As you can probably guess, slider windows slide open horizontally along a track. They have two or more panes, some of which open and some of which can be stationary if desired. They’re easy to operate and typically quite affordable.
- Where they’re great — places where wide windows and plenty of ventilation and sunlight are desired
- Where to avoid them — areas where you want a tighter, more energy-efficient seal than sliders offer
6. Stationary Windows
Windows that don’t open — fixed, or stationary windows — can be designed to fit just about any area of your home. They’re particularly useful in spots where natural lighting and design are valued, without the need for outside ventilation.
- Where they’re great — bathrooms, home libraries, next to the front entryway, anywhere a modern look is desired
- Where to avoid them — areas where you want ventilation, spaces where outdoor access for safety is needed (such as bedrooms and basements)
7. Bay or Bow Windows
These windows extend outward from the exterior of the home, creating more space inside and offering a lovely design that many find appealing. Bay windows have three window parts, angled outward, while bow windows have four or five parts that make a more rounded design. They have large sills that are handy for many uses, such as seating, plant arrangements, and more.
- Where they’re great — in bedrooms, kitchens, or front rooms where a window seat or great natural light is desired
- Where to avoid them — spots where you don’t want windows pushing outward past the exterior wall
Choosing the Right Windows for Your Home
As you think about the various window replacement types, consider your needs and ask yourself questions like these:
- Do you prefer a modern look or a classic one?
- Can you afford to sacrifice some energy efficiency for options like picture windows?
- What features would be most convenient for the space — easy cleaning, air flow, a great view, etc.?
- What is your working budget?
- What style of windows will look good for your home — modern, traditional, etc.?
- Do you want a show-stopping bay window or bow window for added charm?
Enjoy Your Home More than Ever with Lovely New Windows
With beautiful new windows, your home can achieve striking curb appeal that is easy to care for and long-lasting too.
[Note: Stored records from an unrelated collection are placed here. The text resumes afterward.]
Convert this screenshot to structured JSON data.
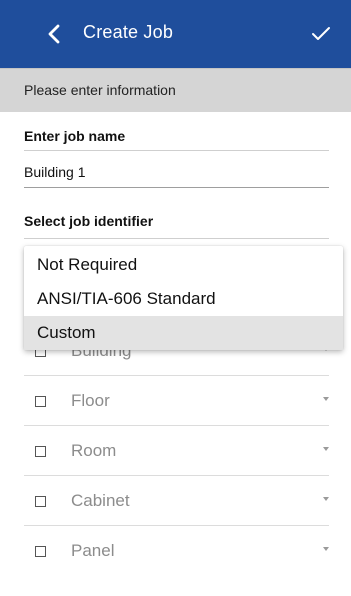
{
  "header": {
    "title": "Create Job",
    "back_icon": "chevron-left-icon",
    "confirm_icon": "checkmark-icon",
    "color": "#1f4e9c"
  },
  "subheader": {
    "text": "Please enter information"
  },
  "form": {
    "job_name_label": "Enter job name",
    "job_name_value": "Building 1",
    "identifier_label": "Select job identifier"
  },
  "dropdown": {
    "options": [
      "Not Required",
      "ANSI/TIA-606 Standard",
      "Custom"
    ],
    "highlighted": "Custom"
  },
  "identifier_fields": [
    {
      "label": "Building",
      "checked": false
    },
    {
      "label": "Floor",
      "checked": false
    },
    {
      "label": "Room",
      "checked": false
    },
    {
      "label": "Cabinet",
      "checked": false
    },
    {
      "label": "Panel",
      "checked": false
    }
  ]
}
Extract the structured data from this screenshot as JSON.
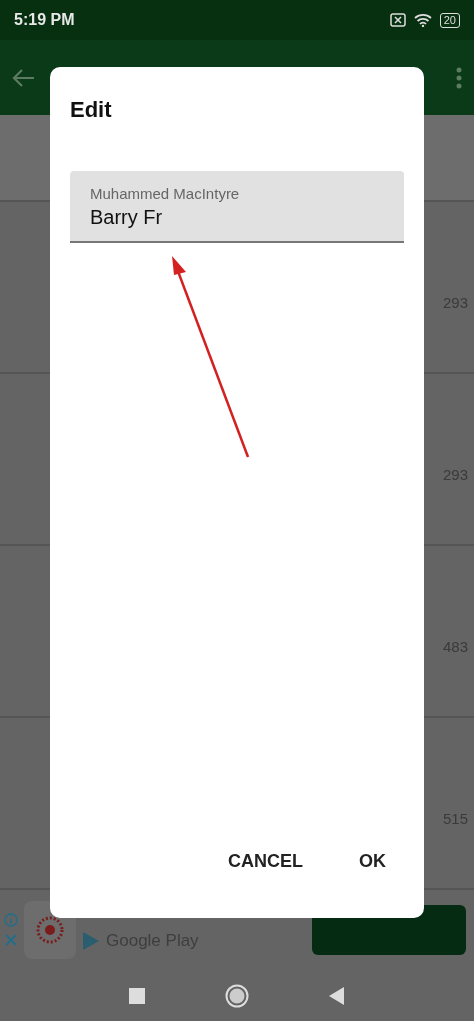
{
  "status_bar": {
    "time": "5:19 PM",
    "battery": "20"
  },
  "list": {
    "rows": [
      {
        "value": "293"
      },
      {
        "value": "293"
      },
      {
        "value": "483"
      },
      {
        "value": "515"
      }
    ]
  },
  "ad_banner": {
    "text": "Google Play"
  },
  "dialog": {
    "title": "Edit",
    "field": {
      "label": "Muhammed MacIntyre",
      "value": "Barry Fr"
    },
    "buttons": [
      "CANCEL",
      "OK"
    ]
  }
}
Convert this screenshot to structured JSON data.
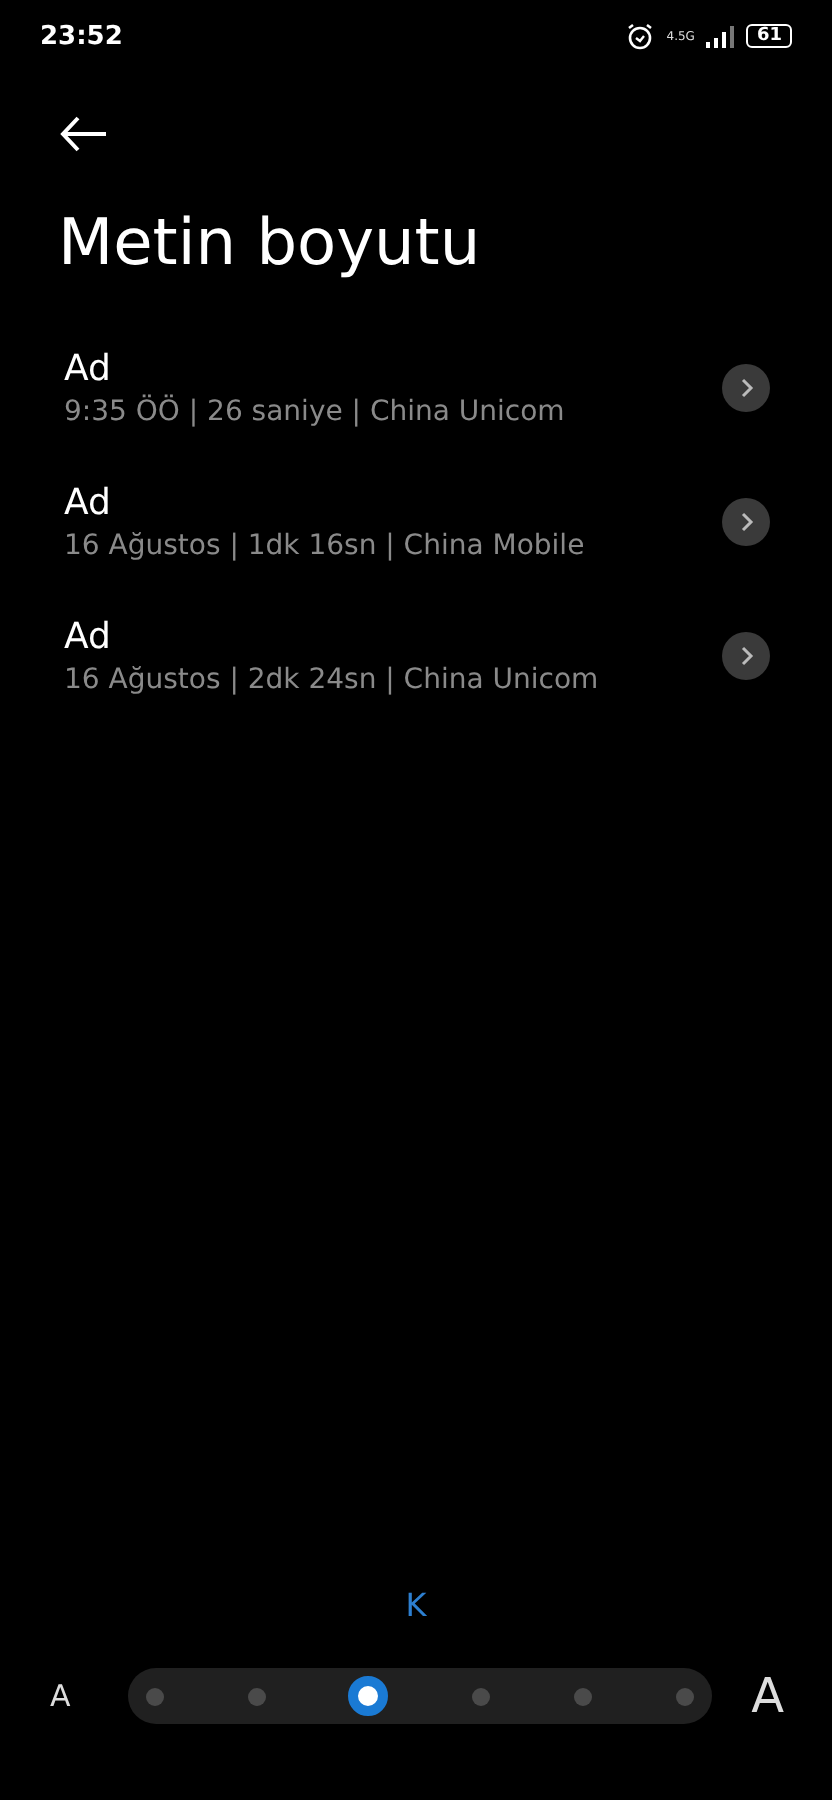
{
  "status_bar": {
    "time": "23:52",
    "network": "4.5G",
    "battery": "61"
  },
  "title": "Metin boyutu",
  "calls": [
    {
      "name": "Ad",
      "detail": "9:35 ÖÖ | 26 saniye | China Unicom"
    },
    {
      "name": "Ad",
      "detail": "16 Ağustos | 1dk 16sn | China Mobile"
    },
    {
      "name": "Ad",
      "detail": "16 Ağustos | 2dk 24sn | China Unicom"
    }
  ],
  "size_label": "K",
  "size_slider": {
    "small_label": "A",
    "large_label": "A",
    "steps": [
      {
        "selected": false
      },
      {
        "selected": false
      },
      {
        "selected": true
      },
      {
        "selected": false
      },
      {
        "selected": false
      },
      {
        "selected": false
      }
    ]
  }
}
Our team provides a comprehensive proposal, explaining your options so you can be proud of your home exterior. Reach out to us for a free consultation.